  • Medical and healthcare decisions, including treatments, prescriptions, and other health services;
  • The child’s religious, cultural, or linguistic upbringing, such as teachings intrinsic to a child’s Indigenous heritage (where applicable);;
  • Education and learning, including schooling, tutoring, and extracurricular activities; and
  • How and when discipline will be administered.

Parenting plans should also set rules for contact between the parents, including communicating changes to the parenting plan or resolving disputes about the children’s upbringing.

Contact GDH Family Law in Vaughan for Advice on Decision-Making

The founding partners of GDH Family Law are seasoned family law professionals with extensive knowledge and experience in parental decision-making (custody) matters. Our attentive team provides client-driven advice and strategies aimed at resolving parental disputes as efficiently as possible while always prioritizing the children’s best interests. Where a matter cannot be resolved through collaborative methods, we are a commanding presence in court and will passionately advocate for your rights.

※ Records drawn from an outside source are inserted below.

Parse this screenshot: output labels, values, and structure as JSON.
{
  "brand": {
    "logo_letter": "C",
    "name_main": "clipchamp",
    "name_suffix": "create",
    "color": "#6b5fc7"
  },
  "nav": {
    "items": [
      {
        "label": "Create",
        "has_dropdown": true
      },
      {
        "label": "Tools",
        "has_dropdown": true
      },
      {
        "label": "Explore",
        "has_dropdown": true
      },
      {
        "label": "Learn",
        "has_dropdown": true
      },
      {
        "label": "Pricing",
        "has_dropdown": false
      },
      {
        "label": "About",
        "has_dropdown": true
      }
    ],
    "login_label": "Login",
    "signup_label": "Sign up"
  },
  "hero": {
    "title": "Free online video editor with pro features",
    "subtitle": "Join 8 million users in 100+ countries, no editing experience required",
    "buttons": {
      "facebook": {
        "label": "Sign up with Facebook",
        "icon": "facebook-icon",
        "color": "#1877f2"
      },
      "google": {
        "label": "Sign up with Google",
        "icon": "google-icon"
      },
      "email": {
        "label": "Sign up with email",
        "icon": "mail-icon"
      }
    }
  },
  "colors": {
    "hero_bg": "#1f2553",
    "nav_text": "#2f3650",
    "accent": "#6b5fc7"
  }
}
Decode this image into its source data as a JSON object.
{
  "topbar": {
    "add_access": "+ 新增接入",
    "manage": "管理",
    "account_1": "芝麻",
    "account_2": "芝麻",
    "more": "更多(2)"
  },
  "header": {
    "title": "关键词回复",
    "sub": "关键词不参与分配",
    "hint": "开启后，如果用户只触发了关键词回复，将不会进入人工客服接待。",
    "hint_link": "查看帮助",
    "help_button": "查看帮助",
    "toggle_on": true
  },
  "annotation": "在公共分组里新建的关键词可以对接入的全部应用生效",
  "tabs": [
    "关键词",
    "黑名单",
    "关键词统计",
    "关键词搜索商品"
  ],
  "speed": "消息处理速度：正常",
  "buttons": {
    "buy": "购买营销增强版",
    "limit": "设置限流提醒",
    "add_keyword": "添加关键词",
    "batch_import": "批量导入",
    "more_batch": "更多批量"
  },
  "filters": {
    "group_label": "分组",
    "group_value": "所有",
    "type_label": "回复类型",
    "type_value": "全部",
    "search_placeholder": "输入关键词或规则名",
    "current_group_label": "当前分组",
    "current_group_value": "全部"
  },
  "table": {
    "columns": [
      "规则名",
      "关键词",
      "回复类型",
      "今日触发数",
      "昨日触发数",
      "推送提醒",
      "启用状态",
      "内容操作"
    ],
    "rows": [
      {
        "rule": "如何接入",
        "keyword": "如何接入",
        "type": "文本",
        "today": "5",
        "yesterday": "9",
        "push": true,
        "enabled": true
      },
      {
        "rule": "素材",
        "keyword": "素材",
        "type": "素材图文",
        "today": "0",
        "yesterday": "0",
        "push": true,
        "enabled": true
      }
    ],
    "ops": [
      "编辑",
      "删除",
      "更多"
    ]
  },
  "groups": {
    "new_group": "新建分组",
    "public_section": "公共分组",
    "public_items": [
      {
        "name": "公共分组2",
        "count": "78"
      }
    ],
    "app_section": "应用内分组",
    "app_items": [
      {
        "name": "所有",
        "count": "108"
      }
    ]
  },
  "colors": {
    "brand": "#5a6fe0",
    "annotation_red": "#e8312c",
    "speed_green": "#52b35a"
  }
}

GDH Family Law provides as much or as little support as needed with decision-making issues. Our team offers full-service representation throughout your separation or can provide à la carte legal solutions at various stages of the process. We represent clients in Vaughan (including Maple, Concord, Woodbridge, Kleinburg) and the surrounding areas, including Markham, Richmond Hill, Nobleton, Toronto, Newmarket, Aurora, Brampton, Caledon, Mississauga, Etobicoke, North York, Thornhill, and King City. For a free initial consultation on your family matter, contact us at 416-535-6944 or reach out online.